Author Topic: YET AGAIN- Footage of cruelty to Australian sheep in Middle East  (Read 2541 times)

WA Export News

  • Administrator
  • Hero Member
  • *****
  • Posts: 6669
  • Karma: +4/-0
YET AGAIN- Footage of cruelty to Australian sheep in Middle East
« Reply #1 on: October 30, 2013, 10:49:16 PM »
Footage of cruelty to Australian sheep in Middle East puts live export industry back in spotlight.

By the National Reporting Team's Dan Oakes - Exclusive  30.10.2013
New footage that appears to show serious mistreatment of Australian sheep in the Middle East has put the live animal export trade under fresh scrutiny.

The video was shot earlier this month by Animals Australia activists in various parts of Jordan and provided to the ABC.   Key points
  • Footage provide to ABC by Animals Australia appears to show mistreatment of Australian sheep
  • Video was shot in Jordan earlier this year
  • Animals Australia says 10,000 Australian animals were seen being sold outside the ESCAS welfare system
  • Only two Australian companies - Livestock Shipping Services and Wellard - export sheep to Jordan
It raises questions about the new system put into place in 2011 after the furore over the treatment of Australian cattle in Indonesian abattoirs.

The footage shows sheep being sold individually and then slaughtered in the street and, in one case, in a private home.

Some of the sheep take some time to die after having their throats cut.
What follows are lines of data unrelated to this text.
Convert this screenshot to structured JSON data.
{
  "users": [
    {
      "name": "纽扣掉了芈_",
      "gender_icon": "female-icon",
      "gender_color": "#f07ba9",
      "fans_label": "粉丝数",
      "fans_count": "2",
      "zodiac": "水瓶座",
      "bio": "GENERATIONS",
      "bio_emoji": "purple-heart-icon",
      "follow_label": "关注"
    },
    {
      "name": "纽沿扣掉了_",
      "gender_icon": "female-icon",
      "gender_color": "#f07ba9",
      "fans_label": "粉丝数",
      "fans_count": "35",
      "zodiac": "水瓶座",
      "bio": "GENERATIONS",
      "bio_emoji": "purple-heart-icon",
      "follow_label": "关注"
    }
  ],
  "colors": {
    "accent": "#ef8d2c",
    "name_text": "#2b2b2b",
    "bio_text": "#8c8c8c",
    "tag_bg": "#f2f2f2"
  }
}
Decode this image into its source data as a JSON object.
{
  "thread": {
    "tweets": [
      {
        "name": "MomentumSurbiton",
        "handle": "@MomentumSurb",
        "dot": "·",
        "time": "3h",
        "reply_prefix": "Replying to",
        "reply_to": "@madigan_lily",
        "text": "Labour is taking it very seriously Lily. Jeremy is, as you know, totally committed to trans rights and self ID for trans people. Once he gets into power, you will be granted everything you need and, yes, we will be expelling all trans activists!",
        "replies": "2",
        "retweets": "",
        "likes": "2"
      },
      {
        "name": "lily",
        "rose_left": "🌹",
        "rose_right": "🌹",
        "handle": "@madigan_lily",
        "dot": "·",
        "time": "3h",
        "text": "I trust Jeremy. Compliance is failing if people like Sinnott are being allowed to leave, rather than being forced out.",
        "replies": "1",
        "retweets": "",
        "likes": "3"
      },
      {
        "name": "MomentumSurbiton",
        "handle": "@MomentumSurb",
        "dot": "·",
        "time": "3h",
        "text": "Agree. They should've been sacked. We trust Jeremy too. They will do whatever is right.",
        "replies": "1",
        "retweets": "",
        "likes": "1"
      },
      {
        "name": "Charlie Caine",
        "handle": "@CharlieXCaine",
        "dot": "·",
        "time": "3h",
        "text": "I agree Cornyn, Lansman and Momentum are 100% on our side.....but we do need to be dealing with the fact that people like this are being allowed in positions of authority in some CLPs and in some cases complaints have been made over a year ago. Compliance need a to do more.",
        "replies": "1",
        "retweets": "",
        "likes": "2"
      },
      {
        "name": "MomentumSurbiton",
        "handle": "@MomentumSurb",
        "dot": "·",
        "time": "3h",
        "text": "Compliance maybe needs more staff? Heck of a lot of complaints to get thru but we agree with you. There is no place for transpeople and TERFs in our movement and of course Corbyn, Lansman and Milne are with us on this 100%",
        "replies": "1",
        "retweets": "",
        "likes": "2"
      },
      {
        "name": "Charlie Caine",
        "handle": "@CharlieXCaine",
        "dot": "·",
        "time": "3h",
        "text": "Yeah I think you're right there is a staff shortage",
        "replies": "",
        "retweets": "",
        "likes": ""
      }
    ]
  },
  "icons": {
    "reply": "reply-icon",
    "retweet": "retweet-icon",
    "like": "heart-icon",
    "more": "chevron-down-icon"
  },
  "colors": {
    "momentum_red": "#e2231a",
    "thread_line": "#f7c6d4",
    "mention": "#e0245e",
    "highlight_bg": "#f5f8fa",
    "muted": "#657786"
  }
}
In one case, it takes a man four attempts to cut the throat of a struggling animal.

Some sheep are dragged roughly by one leg to the place of slaughter, where they are killed next to the bodies of other sheep.

Other animals have stones thrown at them and some are sat on by children.

The footage also shows sheep being stuffed into car boots or the back of vans.Thousands of animals sold outside welfare assurance systemThe animals' distinctive appearance and ear tags identifying the farms some came from prove they are Australian, and several local people tell the Animals Australia activist on camera that the sheep are Australian.

The vision was shot during the festival of Eid Al-Adha, when many Muslims celebrate by slaughtering sheep and sharing the meat with the poor and needy.

After the ABC's Four Corners program exposed conditions in Indonesian abattoirs, the Federal Government introduced the Exporter Supply Chain Assurance System (ESCAS).

That made livestock exporters responsible monitoring the treatment of their animals right up to the point of slaughter.

The exporter has to be sure the animals are handled in a way that adheres to international standards, which prohibit handling and slaughter in a way that causes undue stress to the animal.

There are only a small number of ESCAS-approved abattoirs in Jordan that stun animals before slaughter.  Read more about Australia's live export industry on the ABC Rural website 

Animals Australia's Lyn White told Lateline she saw more than 10,000 Australian animals being sold outside the system at 32 different locations during the two days she spent shooting the footage.

She said she also saw Australian sheep being sold at 26 outlets in June, and reported this to the Department of Agriculture.

"I believe that the Department actually instigated an investigation into these and considered them serious breaches," she said.

"It's the failure of the exporter to respond that I think has shocked the Department of Agriculture and the industry itself, who know that what is absolute contempt for the regulations is completely contrary to the
interests of the industry, let alone to the interests of Australian animals."Australian exporter says treatment of animals is 'unacceptable'There are only two companies exporting sheep to Jordan from Australia.

One of the companies, Livestock Shipping Services, told the ABC some of the animals in the footage came from farms the company buys livestock from, but others did not.

The company said the treatment of the animals was "unacceptable" and pledged to investigate how the sheep ended up being sold individually and slaughtered in the street.

The company also said it would cooperate with the Department of Agriculture's investigation into the matter, and claimed it had asked the Jordanian government to confiscate any Australian animals found "outside the supply chain" so it could determine their point of origin.

Wellard, the only other Australian company that exports live sheep to Jordan, said it had not exported any of the sheep in the footage.

"Wellard has viewed the footage and none of the sheep pictured were supplied by Wellard to our Jordanian customer," the company said in a statement.

"In addition, a post-Eid Festival ESCAS audit conducted by an independent, accredited auditor, and the reports from the large team Wellard sent to Jordan to assist our client with animal welfare both indicated that our
client's supply chain remained robust and that animal welfare was maintained."

The Department has confirmed the sheep in the footage were Australian but would not comment further.

Agriculture Minister Barnaby Joyce is in Townsville for a conference of livestock exporters.

The ABC understands he will address the matter publicly on Thursday morning.